Junior Achievement and the Future of Innovation

A cartoon shark swimming with little fish and the words "Swimming with the Big Fish."

According to statistics, approximately 5% of all patent holders profit from their innovative ideas. While the odds of developing the next future-changing product are even less, it doesn’t stop young minds with ambitious goals from trying.

On April 3rd, Junior Achievement of Las Vegas (JA) held its sixth annual “Swimming with the Big Fish” event featuring twenty teams of Clark County School District students whose ages ranged from 9 to 11. Three top teams gave Shark Tank-type presentations in front of a judging panel and an audience of the Greater Las Vegas Metropolitan Area business leaders.

The winning innovation was ‘Dog Scratch Pad,’ which keeps nails short without clipping. Second place was the ‘Safety Measures First’ necklace, which has an emergency help button and pepper spray. Third place was ‘Baby Cup,’ which is designed to limit choking. While the ideas presented in this year’s Swimming with the Big Fish event might not be candidates for invention of the year, they were presented with enthusiastic imagination.

The JA program aims to inspire and influence young minds, equipping them with essential skills such as financial literacy, career readiness, and entrepreneurial thinking.
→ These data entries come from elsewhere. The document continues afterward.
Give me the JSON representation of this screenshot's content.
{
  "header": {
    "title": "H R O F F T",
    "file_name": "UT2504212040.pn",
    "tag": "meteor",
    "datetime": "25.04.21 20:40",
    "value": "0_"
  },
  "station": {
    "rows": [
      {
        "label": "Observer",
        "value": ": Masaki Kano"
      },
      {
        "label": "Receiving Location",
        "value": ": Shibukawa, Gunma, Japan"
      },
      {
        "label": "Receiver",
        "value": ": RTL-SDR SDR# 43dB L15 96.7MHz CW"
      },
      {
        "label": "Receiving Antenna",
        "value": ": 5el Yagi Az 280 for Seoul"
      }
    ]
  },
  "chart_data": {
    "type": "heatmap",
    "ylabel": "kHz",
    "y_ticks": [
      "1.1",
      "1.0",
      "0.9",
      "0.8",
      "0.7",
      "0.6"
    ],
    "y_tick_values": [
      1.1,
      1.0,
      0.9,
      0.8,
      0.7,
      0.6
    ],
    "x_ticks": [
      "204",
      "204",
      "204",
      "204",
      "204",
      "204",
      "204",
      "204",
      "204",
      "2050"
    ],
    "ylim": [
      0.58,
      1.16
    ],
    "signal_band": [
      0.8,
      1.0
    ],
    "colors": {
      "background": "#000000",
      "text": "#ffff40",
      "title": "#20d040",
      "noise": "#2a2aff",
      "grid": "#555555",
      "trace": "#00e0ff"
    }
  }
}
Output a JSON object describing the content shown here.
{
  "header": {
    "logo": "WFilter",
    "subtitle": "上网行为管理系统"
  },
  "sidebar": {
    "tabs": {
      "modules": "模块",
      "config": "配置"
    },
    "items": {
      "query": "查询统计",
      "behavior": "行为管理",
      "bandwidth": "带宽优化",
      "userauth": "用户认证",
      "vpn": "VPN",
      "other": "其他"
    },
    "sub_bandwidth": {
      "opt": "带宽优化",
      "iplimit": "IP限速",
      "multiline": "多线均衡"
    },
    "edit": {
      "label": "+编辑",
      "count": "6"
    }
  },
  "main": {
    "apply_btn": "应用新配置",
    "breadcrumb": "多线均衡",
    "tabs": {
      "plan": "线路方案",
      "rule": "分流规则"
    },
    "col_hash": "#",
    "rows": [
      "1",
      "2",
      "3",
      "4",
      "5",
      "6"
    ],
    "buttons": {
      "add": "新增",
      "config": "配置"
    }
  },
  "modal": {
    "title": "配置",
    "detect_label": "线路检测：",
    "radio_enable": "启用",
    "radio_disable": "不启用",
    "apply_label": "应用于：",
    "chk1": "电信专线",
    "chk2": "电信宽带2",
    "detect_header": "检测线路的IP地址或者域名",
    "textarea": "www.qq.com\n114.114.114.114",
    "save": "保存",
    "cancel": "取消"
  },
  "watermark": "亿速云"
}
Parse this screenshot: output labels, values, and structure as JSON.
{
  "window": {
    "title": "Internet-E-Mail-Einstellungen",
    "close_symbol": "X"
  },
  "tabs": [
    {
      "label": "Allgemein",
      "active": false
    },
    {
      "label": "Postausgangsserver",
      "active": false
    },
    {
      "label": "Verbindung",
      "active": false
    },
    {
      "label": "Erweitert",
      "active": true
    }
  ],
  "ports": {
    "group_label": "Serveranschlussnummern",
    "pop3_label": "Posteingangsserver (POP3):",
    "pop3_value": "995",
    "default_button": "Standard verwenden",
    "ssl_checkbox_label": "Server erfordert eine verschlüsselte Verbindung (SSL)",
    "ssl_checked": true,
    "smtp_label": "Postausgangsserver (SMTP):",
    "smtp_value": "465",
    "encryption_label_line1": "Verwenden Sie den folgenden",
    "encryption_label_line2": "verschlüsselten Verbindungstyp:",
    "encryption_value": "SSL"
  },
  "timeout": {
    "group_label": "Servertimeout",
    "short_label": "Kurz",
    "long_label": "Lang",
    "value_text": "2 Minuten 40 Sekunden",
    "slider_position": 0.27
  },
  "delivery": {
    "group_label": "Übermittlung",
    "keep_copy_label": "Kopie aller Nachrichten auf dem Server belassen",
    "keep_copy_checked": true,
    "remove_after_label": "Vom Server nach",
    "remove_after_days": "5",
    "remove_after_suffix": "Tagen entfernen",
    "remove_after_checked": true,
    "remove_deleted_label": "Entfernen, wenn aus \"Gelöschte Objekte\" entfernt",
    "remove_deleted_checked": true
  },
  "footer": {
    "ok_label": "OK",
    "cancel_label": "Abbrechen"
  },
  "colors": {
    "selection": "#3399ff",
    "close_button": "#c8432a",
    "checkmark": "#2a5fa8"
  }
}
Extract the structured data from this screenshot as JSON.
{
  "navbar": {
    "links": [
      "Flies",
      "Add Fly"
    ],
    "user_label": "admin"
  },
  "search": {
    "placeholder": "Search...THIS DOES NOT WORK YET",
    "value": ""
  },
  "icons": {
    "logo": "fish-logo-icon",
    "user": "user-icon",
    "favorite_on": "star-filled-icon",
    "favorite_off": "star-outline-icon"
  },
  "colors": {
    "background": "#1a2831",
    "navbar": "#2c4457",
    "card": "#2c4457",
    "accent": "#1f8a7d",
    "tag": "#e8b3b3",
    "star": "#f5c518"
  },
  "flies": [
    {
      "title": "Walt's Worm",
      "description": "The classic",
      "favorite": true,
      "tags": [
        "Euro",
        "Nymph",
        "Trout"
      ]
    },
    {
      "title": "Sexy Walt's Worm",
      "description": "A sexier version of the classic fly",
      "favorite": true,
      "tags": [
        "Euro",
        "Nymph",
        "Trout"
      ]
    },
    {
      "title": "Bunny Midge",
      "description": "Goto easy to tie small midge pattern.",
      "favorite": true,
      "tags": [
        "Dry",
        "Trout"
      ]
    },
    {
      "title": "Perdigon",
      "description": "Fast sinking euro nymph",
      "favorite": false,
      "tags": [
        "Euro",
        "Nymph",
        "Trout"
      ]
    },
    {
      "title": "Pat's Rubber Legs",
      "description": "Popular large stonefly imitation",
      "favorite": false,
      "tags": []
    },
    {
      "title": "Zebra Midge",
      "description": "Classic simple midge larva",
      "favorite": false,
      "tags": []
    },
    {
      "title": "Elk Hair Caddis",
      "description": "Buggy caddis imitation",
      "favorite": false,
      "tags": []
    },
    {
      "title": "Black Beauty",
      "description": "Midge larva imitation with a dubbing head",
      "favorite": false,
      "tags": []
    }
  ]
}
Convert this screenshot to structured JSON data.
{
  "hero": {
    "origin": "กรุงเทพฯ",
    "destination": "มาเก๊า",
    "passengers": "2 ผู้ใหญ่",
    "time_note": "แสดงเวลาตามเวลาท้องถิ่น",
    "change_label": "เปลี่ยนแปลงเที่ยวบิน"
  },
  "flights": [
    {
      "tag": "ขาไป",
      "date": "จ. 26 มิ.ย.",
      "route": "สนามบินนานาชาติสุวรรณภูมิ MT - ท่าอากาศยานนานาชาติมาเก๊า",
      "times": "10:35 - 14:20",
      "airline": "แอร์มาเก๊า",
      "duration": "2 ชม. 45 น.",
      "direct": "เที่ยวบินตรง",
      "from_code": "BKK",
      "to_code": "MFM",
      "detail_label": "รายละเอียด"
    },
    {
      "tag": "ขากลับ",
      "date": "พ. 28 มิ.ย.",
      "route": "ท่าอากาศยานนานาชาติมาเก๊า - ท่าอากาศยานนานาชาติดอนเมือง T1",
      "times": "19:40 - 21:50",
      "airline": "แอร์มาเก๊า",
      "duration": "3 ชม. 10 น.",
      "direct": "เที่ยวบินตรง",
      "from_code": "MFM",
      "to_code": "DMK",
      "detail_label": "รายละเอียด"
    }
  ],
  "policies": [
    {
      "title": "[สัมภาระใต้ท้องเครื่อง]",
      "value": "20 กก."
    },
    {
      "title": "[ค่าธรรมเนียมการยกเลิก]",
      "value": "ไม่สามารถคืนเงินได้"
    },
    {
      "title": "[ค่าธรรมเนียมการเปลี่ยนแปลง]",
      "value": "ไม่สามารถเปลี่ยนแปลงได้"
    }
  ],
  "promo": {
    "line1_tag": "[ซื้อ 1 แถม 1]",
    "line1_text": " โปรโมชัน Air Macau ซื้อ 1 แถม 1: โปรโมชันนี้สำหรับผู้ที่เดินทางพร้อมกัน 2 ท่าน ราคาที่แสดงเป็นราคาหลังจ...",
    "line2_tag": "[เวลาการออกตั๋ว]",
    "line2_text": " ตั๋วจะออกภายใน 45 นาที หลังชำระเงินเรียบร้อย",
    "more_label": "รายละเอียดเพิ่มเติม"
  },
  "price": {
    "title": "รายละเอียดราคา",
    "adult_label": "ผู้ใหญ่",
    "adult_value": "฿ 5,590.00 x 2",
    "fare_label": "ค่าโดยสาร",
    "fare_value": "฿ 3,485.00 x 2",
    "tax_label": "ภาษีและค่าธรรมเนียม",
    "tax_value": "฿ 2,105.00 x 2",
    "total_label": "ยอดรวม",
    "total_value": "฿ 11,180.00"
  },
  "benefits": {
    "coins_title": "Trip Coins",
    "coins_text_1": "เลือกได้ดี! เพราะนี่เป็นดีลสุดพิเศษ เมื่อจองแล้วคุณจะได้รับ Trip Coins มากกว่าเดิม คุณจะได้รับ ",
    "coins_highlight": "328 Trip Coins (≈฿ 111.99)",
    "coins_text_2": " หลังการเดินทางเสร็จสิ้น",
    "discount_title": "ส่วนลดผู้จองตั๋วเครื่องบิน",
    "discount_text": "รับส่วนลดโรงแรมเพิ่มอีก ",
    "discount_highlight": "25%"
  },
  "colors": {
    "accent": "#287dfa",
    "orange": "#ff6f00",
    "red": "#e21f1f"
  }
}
Many JA success stories focus on the personal development of students. A shy student who initially struggled to participate in JA activities might blossom into a confident leader through the program’s interactive lessons and teamwork exercises. This newfound confidence can translate into academic success, improved social skills, and a stronger belief in their ability to achieve their goals.

The key to any successful business idea is finding a need and solving it—age is not a barrier.

  • In 1824, at the age of 12, Louis Braille, who was visually impaired, published a book about his system, Method of Writing Words, Music, and Plain Songs by Means of Dots, for Use by the Blind and Arranged for Them. The Braille System is still in use today.
  • In 1920, at the age of 14, Philo Farnsworth sketched his first concept art for a device that could display motion pictures. In 1927, Farnsworth built the first fully functional electronic television system based on his “image dissector” (TV camera and receiver) and formed the Farnsworth Television and Radio Corporation in Fort Wayne, Indiana.
  • In 1641, at the age of 18, Blaise Pascal invented the mechanical calculator, which is one of the most important and frequently used tools of all time.

These brilliant youngsters are notable for their timeless contributions; however, contrary to the popular stereotype of young, tech-savvy college dropouts, according to a study by the Information Technology & Innovation Foundation (ITIF), the median age for an innovator in the United States is 47.

Regarding education, 35.7% of innovators hold a Ph.D., 31.8% have a Masters or other Graduate Degree, 19.6% have Undergraduate Degrees, and 2.9% are either high school graduates or less.

Interestingly, 12% of U.S. innovators are women, and 46% are immigrants or the children of immigrants.

While imagining and developing an innovative idea or product may be an easy first step, the ITIF reports that 28% of innovations face barriers to commercialization. Of those facing barriers, 33% are due to regulatory challenges, and 58% are due to a lack of funding for further development.

Collaboration was crucial to the success of one out of five products studied, and 50% of those came from a public-private partnership.

If a person does develop an innovative idea, experts advise to:

  • Research to make sure there is a market for the product
  • Find a good patent lawyer to protect the idea
  • Be prepared to spend the time needed to promote and get the product to retail.

 The ITIF believes that the quality and number of innovative ideas can be improved by:

  • Improving STEM education and empowering students of all backgrounds to pursue creative fields.
  • Incentivize collaborations between public and private entities.
  • Expanding government funding.

The Las Vegas chapter of JA encourages young minds to become innovative thinkers by providing programs in a multitude of settings, including rural, urban, and suburban schools, public, private, and parochial schools, and many after-school venues. Annually, JA reaches over 20,000 students in Southern Nevada and has impacted more than 500,000 since opening the office in 1996. More than 285 area businesses and 6,800 role models have provided the students with hands-on economic education programs correlating to Common Core standards.

One of the sponsors of this year’s Swimming with the Big Fish event was Purdue Marion & Associates, a Las Vegas public relations and digital marketing firm that invited me to sit at their table with two future entrepreneurs, Damian Bernal and Carolina Zuniga Hilva.

L to R Front: Carolina Zuniga Hilva, Damian Bernal, Back: David Cabral, Bill Marrion

Like the Junior Achievement program, Business Finance Corporation (BFC) encourages the development of innovative ideas by enabling businesses to turn earned accounts receivable money into ready cash. To learn more about AR Factoring and to see if your business qualifies, go to https://bfc.vegas/ or call 702-947-3800.

Your Partner in Success,

David Cabral